=== WHAT YOU WILL DO ===
The required result is a copy of each line below in which "data" appears.

=== MATERIAL FOR THIS EXERCISE ===
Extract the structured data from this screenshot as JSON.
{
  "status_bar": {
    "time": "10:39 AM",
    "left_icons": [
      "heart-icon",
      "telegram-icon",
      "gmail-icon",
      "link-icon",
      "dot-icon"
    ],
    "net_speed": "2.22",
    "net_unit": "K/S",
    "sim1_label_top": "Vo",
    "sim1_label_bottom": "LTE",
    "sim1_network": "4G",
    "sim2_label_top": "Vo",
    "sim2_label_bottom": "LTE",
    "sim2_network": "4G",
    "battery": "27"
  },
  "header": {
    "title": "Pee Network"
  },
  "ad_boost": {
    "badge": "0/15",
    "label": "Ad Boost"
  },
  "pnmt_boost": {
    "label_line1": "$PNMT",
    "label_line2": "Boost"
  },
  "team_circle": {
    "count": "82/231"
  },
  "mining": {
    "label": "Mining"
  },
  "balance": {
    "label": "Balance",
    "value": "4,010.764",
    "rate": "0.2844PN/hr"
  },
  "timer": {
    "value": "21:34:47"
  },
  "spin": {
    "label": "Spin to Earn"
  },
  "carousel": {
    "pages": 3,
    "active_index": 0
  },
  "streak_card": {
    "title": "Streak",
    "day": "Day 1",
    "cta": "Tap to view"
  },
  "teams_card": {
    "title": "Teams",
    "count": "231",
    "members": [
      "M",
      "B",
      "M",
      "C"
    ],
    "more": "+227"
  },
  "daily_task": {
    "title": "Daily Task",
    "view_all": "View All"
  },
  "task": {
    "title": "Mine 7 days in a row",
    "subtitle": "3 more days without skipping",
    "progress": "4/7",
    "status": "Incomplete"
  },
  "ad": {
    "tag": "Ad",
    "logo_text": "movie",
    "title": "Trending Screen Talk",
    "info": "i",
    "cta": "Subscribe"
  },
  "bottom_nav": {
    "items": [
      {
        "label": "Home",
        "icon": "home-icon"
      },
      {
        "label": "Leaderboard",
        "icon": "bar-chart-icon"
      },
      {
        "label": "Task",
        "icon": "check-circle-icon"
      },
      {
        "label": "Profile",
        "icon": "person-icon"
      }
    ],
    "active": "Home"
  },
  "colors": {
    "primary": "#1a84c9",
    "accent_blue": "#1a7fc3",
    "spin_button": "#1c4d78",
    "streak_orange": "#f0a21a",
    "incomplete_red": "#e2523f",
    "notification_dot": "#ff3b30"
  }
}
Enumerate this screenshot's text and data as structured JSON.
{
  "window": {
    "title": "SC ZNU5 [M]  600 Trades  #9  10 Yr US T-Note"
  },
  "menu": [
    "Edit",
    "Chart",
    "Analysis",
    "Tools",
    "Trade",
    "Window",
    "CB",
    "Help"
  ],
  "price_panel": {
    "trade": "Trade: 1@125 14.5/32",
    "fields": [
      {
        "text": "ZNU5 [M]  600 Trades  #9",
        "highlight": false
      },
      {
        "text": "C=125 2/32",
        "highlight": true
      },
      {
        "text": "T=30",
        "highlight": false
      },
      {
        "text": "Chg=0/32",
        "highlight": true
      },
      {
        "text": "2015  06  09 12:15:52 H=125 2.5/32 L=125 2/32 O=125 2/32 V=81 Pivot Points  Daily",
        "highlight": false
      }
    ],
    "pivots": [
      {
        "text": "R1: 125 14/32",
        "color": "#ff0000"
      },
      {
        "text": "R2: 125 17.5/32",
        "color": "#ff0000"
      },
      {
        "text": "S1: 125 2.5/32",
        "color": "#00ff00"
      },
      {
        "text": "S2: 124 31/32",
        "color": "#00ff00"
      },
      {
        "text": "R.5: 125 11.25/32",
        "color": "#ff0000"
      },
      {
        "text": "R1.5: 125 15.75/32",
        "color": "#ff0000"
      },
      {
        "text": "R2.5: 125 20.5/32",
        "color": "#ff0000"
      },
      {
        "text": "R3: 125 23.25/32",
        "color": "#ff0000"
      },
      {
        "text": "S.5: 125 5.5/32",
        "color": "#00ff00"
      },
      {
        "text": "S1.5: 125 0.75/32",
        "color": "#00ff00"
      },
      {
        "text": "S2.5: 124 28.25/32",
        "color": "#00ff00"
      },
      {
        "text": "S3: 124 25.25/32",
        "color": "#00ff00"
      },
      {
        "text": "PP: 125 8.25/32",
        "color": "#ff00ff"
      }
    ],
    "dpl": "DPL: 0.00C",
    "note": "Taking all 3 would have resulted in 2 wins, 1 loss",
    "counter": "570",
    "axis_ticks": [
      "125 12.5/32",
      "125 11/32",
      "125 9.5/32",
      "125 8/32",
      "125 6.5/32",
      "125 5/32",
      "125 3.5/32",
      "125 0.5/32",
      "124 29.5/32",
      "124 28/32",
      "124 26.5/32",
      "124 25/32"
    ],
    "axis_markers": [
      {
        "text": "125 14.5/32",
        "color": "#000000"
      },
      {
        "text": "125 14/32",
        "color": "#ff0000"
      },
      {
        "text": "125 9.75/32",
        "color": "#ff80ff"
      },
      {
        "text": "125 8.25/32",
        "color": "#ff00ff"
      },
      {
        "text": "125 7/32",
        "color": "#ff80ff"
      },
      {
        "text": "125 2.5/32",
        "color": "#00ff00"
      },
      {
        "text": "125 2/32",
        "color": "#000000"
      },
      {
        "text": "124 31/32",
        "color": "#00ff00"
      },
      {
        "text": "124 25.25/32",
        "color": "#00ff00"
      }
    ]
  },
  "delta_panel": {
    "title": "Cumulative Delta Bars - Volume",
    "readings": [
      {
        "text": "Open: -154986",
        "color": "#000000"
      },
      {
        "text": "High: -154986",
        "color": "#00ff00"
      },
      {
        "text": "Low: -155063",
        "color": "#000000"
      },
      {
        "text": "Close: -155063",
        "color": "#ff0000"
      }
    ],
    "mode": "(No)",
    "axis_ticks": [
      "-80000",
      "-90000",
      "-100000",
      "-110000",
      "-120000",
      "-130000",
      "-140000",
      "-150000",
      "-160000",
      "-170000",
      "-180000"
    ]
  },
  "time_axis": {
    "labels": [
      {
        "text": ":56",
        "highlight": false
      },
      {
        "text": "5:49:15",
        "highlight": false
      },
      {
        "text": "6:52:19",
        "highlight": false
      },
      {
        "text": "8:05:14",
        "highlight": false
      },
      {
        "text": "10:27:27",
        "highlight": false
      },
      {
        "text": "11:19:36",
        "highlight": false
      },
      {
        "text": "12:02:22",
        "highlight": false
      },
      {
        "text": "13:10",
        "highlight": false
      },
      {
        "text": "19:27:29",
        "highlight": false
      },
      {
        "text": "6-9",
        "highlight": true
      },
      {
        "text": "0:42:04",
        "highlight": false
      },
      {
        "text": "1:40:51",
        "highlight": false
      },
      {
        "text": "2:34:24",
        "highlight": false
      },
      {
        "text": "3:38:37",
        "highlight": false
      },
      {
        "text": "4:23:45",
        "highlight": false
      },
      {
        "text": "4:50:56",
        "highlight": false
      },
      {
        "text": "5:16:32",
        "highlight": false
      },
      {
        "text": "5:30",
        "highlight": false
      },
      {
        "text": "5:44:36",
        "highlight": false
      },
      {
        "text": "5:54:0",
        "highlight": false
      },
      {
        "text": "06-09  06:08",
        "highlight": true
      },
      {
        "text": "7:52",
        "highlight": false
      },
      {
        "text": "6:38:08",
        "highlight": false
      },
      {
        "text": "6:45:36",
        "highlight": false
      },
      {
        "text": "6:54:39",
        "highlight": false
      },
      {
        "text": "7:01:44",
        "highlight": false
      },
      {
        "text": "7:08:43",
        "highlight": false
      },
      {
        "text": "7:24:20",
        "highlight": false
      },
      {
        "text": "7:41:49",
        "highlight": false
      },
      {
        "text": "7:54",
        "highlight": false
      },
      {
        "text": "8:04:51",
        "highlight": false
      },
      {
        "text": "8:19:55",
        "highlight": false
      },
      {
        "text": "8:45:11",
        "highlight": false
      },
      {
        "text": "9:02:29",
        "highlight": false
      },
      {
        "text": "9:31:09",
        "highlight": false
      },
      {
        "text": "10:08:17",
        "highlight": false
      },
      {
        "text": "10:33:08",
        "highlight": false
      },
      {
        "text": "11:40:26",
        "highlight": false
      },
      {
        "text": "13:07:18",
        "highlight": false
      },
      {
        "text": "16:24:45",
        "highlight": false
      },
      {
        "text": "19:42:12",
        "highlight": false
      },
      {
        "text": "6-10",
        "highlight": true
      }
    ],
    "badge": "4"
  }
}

=== SOLUTION FOR THIS EXERCISE ===
Extract the structured data from this screenshot as JSON.
Enumerate this screenshot's text and data as structured JSON.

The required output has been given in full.